Glanced at in passing, it seems like a seamless cloudscape. Looked at more closely it is divided into three sections that are almost but not quite invisibly joined.
Classic art opened a window on reality. Modern art since impressionism has closed the window and treated painting as part of a wall, a segment of flat surface.
--Roger Shattuck, The Banquet Years
This painting has it both ways and in addition suggests an internal time lapse.
I never think of it as a nighttime view, but rather a monochromatic rendering of a daytime sky related to a series of graphite drawings that Martina was working on at the time.
It’s not exactly monochromatic; there are violets and greens and a not quite definable black. The painted surface is thin, the paint is rubbed on or maybe rubbed off, but it’s not transparent either; the dark areas are opaque and there is an edge of brushwork on the top of the arc of the clouds.
Every inch of this painting is meticulously worked on and constructed, because painting a cloud from life is actually impossible—they change so fast.

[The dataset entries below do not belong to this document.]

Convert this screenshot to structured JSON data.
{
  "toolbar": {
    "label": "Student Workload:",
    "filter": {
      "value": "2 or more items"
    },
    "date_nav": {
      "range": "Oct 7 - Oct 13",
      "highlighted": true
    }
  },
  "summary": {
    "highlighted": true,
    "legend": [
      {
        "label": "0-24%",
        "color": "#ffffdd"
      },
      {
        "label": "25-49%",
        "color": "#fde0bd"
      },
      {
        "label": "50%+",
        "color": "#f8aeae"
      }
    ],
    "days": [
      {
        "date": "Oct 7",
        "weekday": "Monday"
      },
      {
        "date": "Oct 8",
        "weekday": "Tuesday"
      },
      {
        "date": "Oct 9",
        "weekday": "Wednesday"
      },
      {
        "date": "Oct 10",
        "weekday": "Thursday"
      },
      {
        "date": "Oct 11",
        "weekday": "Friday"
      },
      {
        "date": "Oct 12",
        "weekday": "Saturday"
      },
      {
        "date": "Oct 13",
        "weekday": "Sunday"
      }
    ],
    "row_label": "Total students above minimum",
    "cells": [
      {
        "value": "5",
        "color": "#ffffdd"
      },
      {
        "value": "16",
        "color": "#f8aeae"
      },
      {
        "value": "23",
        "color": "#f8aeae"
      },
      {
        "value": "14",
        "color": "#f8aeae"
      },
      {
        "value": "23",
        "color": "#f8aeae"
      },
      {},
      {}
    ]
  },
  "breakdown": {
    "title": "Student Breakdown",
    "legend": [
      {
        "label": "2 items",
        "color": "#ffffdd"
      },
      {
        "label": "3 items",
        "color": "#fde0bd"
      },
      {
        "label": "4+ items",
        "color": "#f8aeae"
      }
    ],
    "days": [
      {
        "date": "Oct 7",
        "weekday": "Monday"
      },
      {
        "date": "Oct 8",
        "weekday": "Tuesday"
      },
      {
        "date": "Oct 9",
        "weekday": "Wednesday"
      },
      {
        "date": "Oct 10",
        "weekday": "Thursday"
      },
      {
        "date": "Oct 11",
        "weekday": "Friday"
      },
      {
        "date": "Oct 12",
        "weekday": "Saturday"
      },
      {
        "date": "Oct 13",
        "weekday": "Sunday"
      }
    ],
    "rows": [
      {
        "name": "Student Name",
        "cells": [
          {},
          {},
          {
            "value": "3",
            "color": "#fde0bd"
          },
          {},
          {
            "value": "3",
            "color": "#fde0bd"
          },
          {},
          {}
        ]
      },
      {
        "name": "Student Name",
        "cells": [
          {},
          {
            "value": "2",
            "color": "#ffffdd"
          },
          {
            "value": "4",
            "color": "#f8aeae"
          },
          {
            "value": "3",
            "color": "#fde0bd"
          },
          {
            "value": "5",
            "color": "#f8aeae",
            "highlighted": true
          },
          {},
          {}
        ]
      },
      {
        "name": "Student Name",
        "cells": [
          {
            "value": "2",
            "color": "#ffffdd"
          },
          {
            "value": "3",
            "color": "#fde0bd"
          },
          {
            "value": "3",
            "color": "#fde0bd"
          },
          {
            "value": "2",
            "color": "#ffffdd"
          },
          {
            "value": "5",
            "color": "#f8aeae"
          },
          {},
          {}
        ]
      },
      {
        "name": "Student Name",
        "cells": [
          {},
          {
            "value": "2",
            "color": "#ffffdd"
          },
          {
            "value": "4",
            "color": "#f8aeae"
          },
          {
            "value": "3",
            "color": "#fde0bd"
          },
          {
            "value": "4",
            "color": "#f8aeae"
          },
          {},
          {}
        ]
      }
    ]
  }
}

In Tristes Tropiques, Claude Levi-Strauss gives an excellent reason for describing “those evanescent and ever-renewed forms” (and, by extrapolation, for painting them:)

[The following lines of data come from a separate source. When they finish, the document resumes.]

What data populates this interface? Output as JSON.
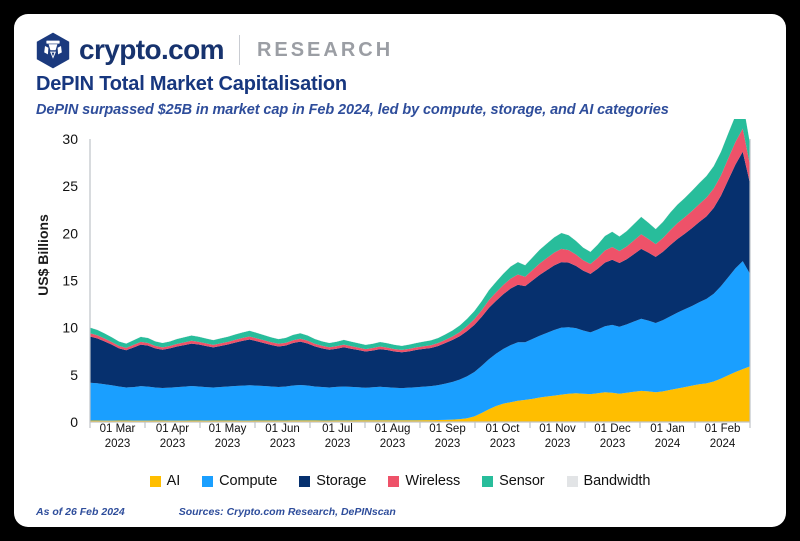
{
  "brand": {
    "logo_icon": "crypto-com-hexagon-logo",
    "wordmark": "crypto.com",
    "division": "RESEARCH"
  },
  "header": {
    "title": "DePIN Total Market Capitalisation",
    "subtitle": "DePIN surpassed $25B in market cap in Feb 2024, led by compute, storage, and AI categories"
  },
  "footer": {
    "as_of": "As of 26 Feb 2024",
    "sources": "Sources: Crypto.com Research, DePINscan"
  },
  "colors": {
    "ai": "#FFBE00",
    "compute": "#1A9FFF",
    "storage": "#06306E",
    "wireless": "#EE5269",
    "sensor": "#28BD9B",
    "bandwidth": "#E2E4E6",
    "title": "#17377F",
    "subtitle": "#2E4D9B",
    "brand_navy": "#17336E",
    "research_gray": "#9B9EA4",
    "axis": "#BFC3C7",
    "frame": "#000000"
  },
  "chart_data": {
    "type": "area",
    "stacked": true,
    "title": "DePIN Total Market Capitalisation",
    "subtitle": "DePIN surpassed $25B in market cap in Feb 2024, led by compute, storage, and AI categories",
    "xlabel": "",
    "ylabel": "US$ Billions",
    "ylim": [
      0,
      30
    ],
    "yticks": [
      0,
      5,
      10,
      15,
      20,
      25,
      30
    ],
    "grid": false,
    "legend_position": "bottom",
    "x_tick_labels": [
      {
        "line1": "01 Mar",
        "line2": "2023"
      },
      {
        "line1": "01 Apr",
        "line2": "2023"
      },
      {
        "line1": "01 May",
        "line2": "2023"
      },
      {
        "line1": "01 Jun",
        "line2": "2023"
      },
      {
        "line1": "01 Jul",
        "line2": "2023"
      },
      {
        "line1": "01 Aug",
        "line2": "2023"
      },
      {
        "line1": "01 Sep",
        "line2": "2023"
      },
      {
        "line1": "01 Oct",
        "line2": "2023"
      },
      {
        "line1": "01 Nov",
        "line2": "2023"
      },
      {
        "line1": "01 Dec",
        "line2": "2023"
      },
      {
        "line1": "01 Jan",
        "line2": "2024"
      },
      {
        "line1": "01 Feb",
        "line2": "2024"
      }
    ],
    "x_start": "2023-03-01",
    "x_end": "2024-02-26",
    "n_points": 92,
    "series": [
      {
        "name": "AI",
        "color": "#FFBE00",
        "values": [
          0.16,
          0.16,
          0.15,
          0.15,
          0.16,
          0.16,
          0.15,
          0.15,
          0.15,
          0.16,
          0.16,
          0.15,
          0.15,
          0.15,
          0.16,
          0.16,
          0.15,
          0.16,
          0.16,
          0.16,
          0.16,
          0.15,
          0.15,
          0.16,
          0.16,
          0.16,
          0.16,
          0.16,
          0.17,
          0.17,
          0.17,
          0.17,
          0.16,
          0.16,
          0.17,
          0.17,
          0.17,
          0.18,
          0.18,
          0.18,
          0.18,
          0.18,
          0.18,
          0.19,
          0.19,
          0.19,
          0.2,
          0.2,
          0.21,
          0.22,
          0.25,
          0.3,
          0.4,
          0.6,
          0.95,
          1.35,
          1.7,
          1.95,
          2.1,
          2.25,
          2.35,
          2.45,
          2.6,
          2.7,
          2.8,
          2.9,
          3.0,
          3.05,
          3.0,
          2.95,
          3.05,
          3.15,
          3.1,
          3.0,
          3.1,
          3.2,
          3.3,
          3.25,
          3.15,
          3.25,
          3.4,
          3.55,
          3.7,
          3.85,
          4.0,
          4.1,
          4.3,
          4.6,
          4.95,
          5.3,
          5.6,
          5.9
        ]
      },
      {
        "name": "Compute",
        "color": "#1A9FFF",
        "values": [
          4.0,
          3.95,
          3.85,
          3.75,
          3.6,
          3.5,
          3.55,
          3.65,
          3.6,
          3.5,
          3.45,
          3.5,
          3.55,
          3.6,
          3.65,
          3.6,
          3.55,
          3.5,
          3.55,
          3.6,
          3.65,
          3.7,
          3.75,
          3.7,
          3.65,
          3.6,
          3.55,
          3.6,
          3.7,
          3.75,
          3.7,
          3.6,
          3.55,
          3.5,
          3.55,
          3.6,
          3.55,
          3.5,
          3.45,
          3.5,
          3.55,
          3.5,
          3.45,
          3.4,
          3.45,
          3.5,
          3.55,
          3.6,
          3.7,
          3.85,
          4.0,
          4.2,
          4.45,
          4.7,
          5.0,
          5.3,
          5.55,
          5.8,
          6.05,
          6.2,
          6.1,
          6.35,
          6.55,
          6.75,
          6.95,
          7.1,
          7.05,
          6.9,
          6.7,
          6.55,
          6.75,
          7.0,
          7.2,
          7.1,
          7.25,
          7.45,
          7.65,
          7.5,
          7.35,
          7.55,
          7.8,
          8.05,
          8.25,
          8.45,
          8.7,
          8.95,
          9.3,
          9.8,
          10.4,
          11.0,
          11.45,
          9.8
        ]
      },
      {
        "name": "Storage",
        "color": "#06306E",
        "values": [
          4.9,
          4.75,
          4.55,
          4.3,
          4.05,
          3.95,
          4.2,
          4.4,
          4.35,
          4.15,
          4.05,
          4.15,
          4.3,
          4.4,
          4.5,
          4.45,
          4.35,
          4.25,
          4.35,
          4.45,
          4.6,
          4.75,
          4.85,
          4.7,
          4.55,
          4.4,
          4.3,
          4.35,
          4.5,
          4.6,
          4.45,
          4.25,
          4.1,
          4.0,
          4.05,
          4.15,
          4.05,
          3.95,
          3.85,
          3.9,
          4.0,
          3.95,
          3.85,
          3.8,
          3.85,
          3.95,
          4.0,
          4.05,
          4.15,
          4.3,
          4.45,
          4.6,
          4.8,
          5.0,
          5.2,
          5.45,
          5.6,
          5.8,
          6.0,
          6.1,
          5.95,
          6.2,
          6.45,
          6.65,
          6.85,
          6.95,
          6.85,
          6.6,
          6.35,
          6.2,
          6.45,
          6.75,
          6.9,
          6.75,
          6.9,
          7.15,
          7.4,
          7.2,
          7.0,
          7.25,
          7.55,
          7.8,
          8.0,
          8.25,
          8.5,
          8.75,
          9.1,
          9.6,
          10.3,
          11.0,
          11.6,
          9.6
        ]
      },
      {
        "name": "Wireless",
        "color": "#EE5269",
        "values": [
          0.35,
          0.33,
          0.3,
          0.28,
          0.26,
          0.25,
          0.27,
          0.29,
          0.28,
          0.26,
          0.25,
          0.26,
          0.28,
          0.29,
          0.3,
          0.29,
          0.28,
          0.27,
          0.28,
          0.29,
          0.3,
          0.31,
          0.32,
          0.31,
          0.3,
          0.29,
          0.28,
          0.29,
          0.3,
          0.31,
          0.3,
          0.28,
          0.27,
          0.26,
          0.27,
          0.28,
          0.27,
          0.26,
          0.25,
          0.26,
          0.27,
          0.26,
          0.25,
          0.25,
          0.26,
          0.27,
          0.28,
          0.29,
          0.31,
          0.34,
          0.38,
          0.44,
          0.52,
          0.6,
          0.7,
          0.82,
          0.9,
          0.98,
          1.05,
          1.08,
          1.0,
          1.1,
          1.2,
          1.28,
          1.35,
          1.4,
          1.32,
          1.2,
          1.1,
          1.05,
          1.15,
          1.28,
          1.35,
          1.28,
          1.36,
          1.45,
          1.55,
          1.45,
          1.35,
          1.45,
          1.58,
          1.68,
          1.75,
          1.82,
          1.9,
          1.98,
          2.05,
          2.15,
          2.3,
          2.4,
          2.45,
          1.95
        ]
      },
      {
        "name": "Sensor",
        "color": "#28BD9B",
        "values": [
          0.6,
          0.58,
          0.54,
          0.5,
          0.46,
          0.45,
          0.5,
          0.54,
          0.52,
          0.48,
          0.46,
          0.48,
          0.52,
          0.54,
          0.56,
          0.54,
          0.52,
          0.5,
          0.52,
          0.54,
          0.56,
          0.58,
          0.6,
          0.58,
          0.55,
          0.52,
          0.5,
          0.52,
          0.56,
          0.58,
          0.55,
          0.5,
          0.47,
          0.45,
          0.47,
          0.5,
          0.48,
          0.46,
          0.44,
          0.46,
          0.48,
          0.46,
          0.44,
          0.43,
          0.45,
          0.47,
          0.49,
          0.51,
          0.54,
          0.58,
          0.63,
          0.7,
          0.78,
          0.86,
          0.95,
          1.05,
          1.12,
          1.2,
          1.28,
          1.32,
          1.22,
          1.34,
          1.46,
          1.54,
          1.62,
          1.68,
          1.58,
          1.45,
          1.33,
          1.28,
          1.4,
          1.54,
          1.62,
          1.54,
          1.63,
          1.74,
          1.84,
          1.72,
          1.6,
          1.72,
          1.86,
          1.96,
          2.05,
          2.14,
          2.22,
          2.3,
          2.38,
          2.5,
          2.65,
          2.78,
          2.85,
          2.25
        ]
      },
      {
        "name": "Bandwidth",
        "color": "#E2E4E6",
        "values": [
          0.02,
          0.02,
          0.02,
          0.02,
          0.02,
          0.02,
          0.02,
          0.02,
          0.02,
          0.02,
          0.02,
          0.02,
          0.02,
          0.02,
          0.02,
          0.02,
          0.02,
          0.02,
          0.02,
          0.02,
          0.02,
          0.02,
          0.02,
          0.02,
          0.02,
          0.02,
          0.02,
          0.02,
          0.02,
          0.02,
          0.02,
          0.02,
          0.02,
          0.02,
          0.02,
          0.02,
          0.02,
          0.02,
          0.02,
          0.02,
          0.02,
          0.02,
          0.02,
          0.02,
          0.02,
          0.02,
          0.02,
          0.02,
          0.02,
          0.02,
          0.02,
          0.02,
          0.02,
          0.03,
          0.03,
          0.03,
          0.03,
          0.03,
          0.03,
          0.03,
          0.03,
          0.03,
          0.03,
          0.03,
          0.03,
          0.03,
          0.03,
          0.03,
          0.03,
          0.03,
          0.03,
          0.03,
          0.03,
          0.03,
          0.03,
          0.03,
          0.03,
          0.03,
          0.03,
          0.03,
          0.04,
          0.04,
          0.04,
          0.04,
          0.04,
          0.04,
          0.04,
          0.04,
          0.04,
          0.05,
          0.05,
          0.04
        ]
      }
    ]
  },
  "legend": [
    {
      "label": "AI",
      "color": "#FFBE00"
    },
    {
      "label": "Compute",
      "color": "#1A9FFF"
    },
    {
      "label": "Storage",
      "color": "#06306E"
    },
    {
      "label": "Wireless",
      "color": "#EE5269"
    },
    {
      "label": "Sensor",
      "color": "#28BD9B"
    },
    {
      "label": "Bandwidth",
      "color": "#E2E4E6"
    }
  ]
}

If I could find a language in which to perpetuate these appearances, at once so unstable and so resistant to description, if it were granted to me to be able to communicate to others the phases and sequences of a unique event that would never recur in the same terms, then—so it seemed to me—I should have in one go have discovered the deepest secrets of my profession: however strange and peculiar the experiences to which anthropological research might expose me, there would be none whose meaning and importance I could not eventually make clear to everybody.
In attempting to name the clouds that Martina painted I was astonished to learn that it was considered impossible to name them or organize them until 1802 when chemist and amateur meteorologist Luke Howard had the “insight that clouds have many individual shapes but few basic forms.”